◆ THE TASK ◆
Search each line below for the word "this" and list those that contain it.

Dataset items

- - -

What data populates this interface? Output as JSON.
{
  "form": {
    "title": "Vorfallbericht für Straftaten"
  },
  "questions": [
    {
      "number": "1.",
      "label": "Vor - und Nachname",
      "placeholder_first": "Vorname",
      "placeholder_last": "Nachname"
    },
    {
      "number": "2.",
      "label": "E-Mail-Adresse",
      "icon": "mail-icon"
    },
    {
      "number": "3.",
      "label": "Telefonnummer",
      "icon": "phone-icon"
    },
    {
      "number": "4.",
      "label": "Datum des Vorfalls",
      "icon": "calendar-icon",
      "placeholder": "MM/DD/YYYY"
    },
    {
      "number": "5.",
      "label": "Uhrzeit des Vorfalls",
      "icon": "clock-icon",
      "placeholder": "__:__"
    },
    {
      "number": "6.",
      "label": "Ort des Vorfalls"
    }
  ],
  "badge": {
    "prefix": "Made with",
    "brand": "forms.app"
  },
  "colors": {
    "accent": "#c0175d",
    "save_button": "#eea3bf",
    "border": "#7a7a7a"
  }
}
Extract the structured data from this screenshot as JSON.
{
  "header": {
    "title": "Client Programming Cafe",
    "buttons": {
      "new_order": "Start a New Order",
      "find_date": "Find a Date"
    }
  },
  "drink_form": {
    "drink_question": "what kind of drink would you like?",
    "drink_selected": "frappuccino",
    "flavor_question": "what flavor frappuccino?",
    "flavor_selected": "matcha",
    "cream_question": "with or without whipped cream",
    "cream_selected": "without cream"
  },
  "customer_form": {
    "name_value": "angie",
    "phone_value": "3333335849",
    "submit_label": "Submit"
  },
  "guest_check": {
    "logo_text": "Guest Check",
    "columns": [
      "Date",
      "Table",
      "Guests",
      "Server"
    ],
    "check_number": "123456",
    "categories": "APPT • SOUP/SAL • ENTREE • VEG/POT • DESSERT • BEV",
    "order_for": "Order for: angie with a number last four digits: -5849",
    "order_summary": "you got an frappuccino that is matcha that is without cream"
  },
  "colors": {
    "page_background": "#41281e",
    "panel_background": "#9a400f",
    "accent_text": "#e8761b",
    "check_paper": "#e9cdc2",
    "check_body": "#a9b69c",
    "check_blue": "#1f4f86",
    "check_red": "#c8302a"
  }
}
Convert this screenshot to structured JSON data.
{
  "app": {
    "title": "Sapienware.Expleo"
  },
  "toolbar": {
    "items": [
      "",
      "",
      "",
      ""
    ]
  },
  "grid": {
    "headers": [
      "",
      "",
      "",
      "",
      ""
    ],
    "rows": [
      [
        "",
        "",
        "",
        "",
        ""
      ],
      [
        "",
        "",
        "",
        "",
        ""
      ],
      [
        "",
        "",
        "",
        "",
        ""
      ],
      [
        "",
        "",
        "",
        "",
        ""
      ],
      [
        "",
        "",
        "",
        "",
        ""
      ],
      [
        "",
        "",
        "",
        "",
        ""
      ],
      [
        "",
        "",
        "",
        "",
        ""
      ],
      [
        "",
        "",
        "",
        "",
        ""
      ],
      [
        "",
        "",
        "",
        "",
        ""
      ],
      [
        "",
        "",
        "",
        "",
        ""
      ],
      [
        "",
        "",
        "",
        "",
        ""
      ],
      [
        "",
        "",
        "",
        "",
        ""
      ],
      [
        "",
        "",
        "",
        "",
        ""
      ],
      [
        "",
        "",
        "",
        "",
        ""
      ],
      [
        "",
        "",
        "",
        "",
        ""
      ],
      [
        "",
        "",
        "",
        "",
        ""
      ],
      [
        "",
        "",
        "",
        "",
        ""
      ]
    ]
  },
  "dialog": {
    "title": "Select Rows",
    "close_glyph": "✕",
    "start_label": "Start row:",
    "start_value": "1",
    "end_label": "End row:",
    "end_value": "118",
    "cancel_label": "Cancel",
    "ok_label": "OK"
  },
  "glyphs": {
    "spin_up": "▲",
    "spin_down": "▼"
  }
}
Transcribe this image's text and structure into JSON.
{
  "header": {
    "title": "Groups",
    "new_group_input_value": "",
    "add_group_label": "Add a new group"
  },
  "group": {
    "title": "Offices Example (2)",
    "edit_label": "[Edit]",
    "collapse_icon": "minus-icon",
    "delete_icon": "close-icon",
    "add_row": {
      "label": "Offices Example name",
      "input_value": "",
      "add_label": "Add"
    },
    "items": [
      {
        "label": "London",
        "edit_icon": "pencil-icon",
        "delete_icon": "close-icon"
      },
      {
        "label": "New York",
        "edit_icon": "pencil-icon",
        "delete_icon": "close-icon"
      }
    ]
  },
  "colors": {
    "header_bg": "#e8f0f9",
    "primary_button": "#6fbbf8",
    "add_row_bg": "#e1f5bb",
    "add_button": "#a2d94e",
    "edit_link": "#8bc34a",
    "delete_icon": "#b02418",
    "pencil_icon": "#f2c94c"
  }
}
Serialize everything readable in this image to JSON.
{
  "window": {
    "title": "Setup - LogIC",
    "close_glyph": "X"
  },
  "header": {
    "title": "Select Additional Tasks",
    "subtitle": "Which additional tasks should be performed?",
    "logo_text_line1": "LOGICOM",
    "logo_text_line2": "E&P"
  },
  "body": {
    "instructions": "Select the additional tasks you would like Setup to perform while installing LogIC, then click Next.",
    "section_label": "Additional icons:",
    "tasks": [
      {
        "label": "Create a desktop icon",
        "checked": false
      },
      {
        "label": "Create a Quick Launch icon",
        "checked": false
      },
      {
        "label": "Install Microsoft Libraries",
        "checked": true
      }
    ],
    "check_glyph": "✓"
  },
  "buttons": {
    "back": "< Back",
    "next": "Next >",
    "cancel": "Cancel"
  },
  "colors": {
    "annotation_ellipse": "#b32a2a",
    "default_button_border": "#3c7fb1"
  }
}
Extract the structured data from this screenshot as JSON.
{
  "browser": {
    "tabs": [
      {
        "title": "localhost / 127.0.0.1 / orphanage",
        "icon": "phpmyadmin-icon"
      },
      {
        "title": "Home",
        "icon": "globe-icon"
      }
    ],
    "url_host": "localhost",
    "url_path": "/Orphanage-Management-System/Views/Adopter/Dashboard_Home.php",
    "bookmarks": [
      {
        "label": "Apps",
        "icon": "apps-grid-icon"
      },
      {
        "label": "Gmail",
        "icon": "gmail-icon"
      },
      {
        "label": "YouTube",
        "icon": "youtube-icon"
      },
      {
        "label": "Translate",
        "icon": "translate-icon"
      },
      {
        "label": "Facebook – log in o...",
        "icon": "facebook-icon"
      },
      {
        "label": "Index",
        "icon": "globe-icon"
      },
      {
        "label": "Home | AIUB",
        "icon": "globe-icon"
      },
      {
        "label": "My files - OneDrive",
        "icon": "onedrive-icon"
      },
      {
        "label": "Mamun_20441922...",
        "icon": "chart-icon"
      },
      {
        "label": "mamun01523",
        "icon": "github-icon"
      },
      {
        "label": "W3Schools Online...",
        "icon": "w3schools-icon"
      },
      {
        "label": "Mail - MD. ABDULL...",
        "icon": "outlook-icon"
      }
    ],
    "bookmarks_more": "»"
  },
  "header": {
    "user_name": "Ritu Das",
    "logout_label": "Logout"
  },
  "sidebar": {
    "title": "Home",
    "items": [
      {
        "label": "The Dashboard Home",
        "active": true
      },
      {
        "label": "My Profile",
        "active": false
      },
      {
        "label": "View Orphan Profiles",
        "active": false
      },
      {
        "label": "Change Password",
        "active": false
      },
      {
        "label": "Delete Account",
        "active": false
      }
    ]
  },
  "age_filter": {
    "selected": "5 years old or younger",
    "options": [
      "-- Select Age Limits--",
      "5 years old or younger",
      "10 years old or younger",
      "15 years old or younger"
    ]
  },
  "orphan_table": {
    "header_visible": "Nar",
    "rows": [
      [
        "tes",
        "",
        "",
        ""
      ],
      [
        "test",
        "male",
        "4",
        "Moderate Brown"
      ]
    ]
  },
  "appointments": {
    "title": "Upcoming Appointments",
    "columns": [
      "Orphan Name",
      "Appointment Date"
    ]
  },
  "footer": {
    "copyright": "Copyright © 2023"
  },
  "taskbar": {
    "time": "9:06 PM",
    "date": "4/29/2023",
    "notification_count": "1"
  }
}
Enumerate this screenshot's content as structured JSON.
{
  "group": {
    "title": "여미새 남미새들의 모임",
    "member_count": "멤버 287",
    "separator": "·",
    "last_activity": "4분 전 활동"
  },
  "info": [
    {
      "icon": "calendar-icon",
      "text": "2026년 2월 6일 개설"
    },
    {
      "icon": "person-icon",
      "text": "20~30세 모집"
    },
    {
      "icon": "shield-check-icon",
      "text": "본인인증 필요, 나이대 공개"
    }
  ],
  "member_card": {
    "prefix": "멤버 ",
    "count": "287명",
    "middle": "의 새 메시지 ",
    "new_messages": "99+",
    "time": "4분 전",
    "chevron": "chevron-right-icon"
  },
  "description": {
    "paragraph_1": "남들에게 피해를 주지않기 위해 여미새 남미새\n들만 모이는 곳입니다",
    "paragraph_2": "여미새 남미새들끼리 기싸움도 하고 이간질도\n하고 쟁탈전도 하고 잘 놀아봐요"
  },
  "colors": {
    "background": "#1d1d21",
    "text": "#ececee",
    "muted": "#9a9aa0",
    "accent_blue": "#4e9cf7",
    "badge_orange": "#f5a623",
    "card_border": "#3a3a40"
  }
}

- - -

◆ EXPECTED OUTPUT ◆
What data populates this interface? Output as JSON.
Extract the structured data from this screenshot as JSON.
Convert this screenshot to structured JSON data.
Transcribe this image's text and structure into JSON.
Serialize everything readable in this image to JSON.
Extract the structured data from this screenshot as JSON.
Enumerate this screenshot's content as structured JSON.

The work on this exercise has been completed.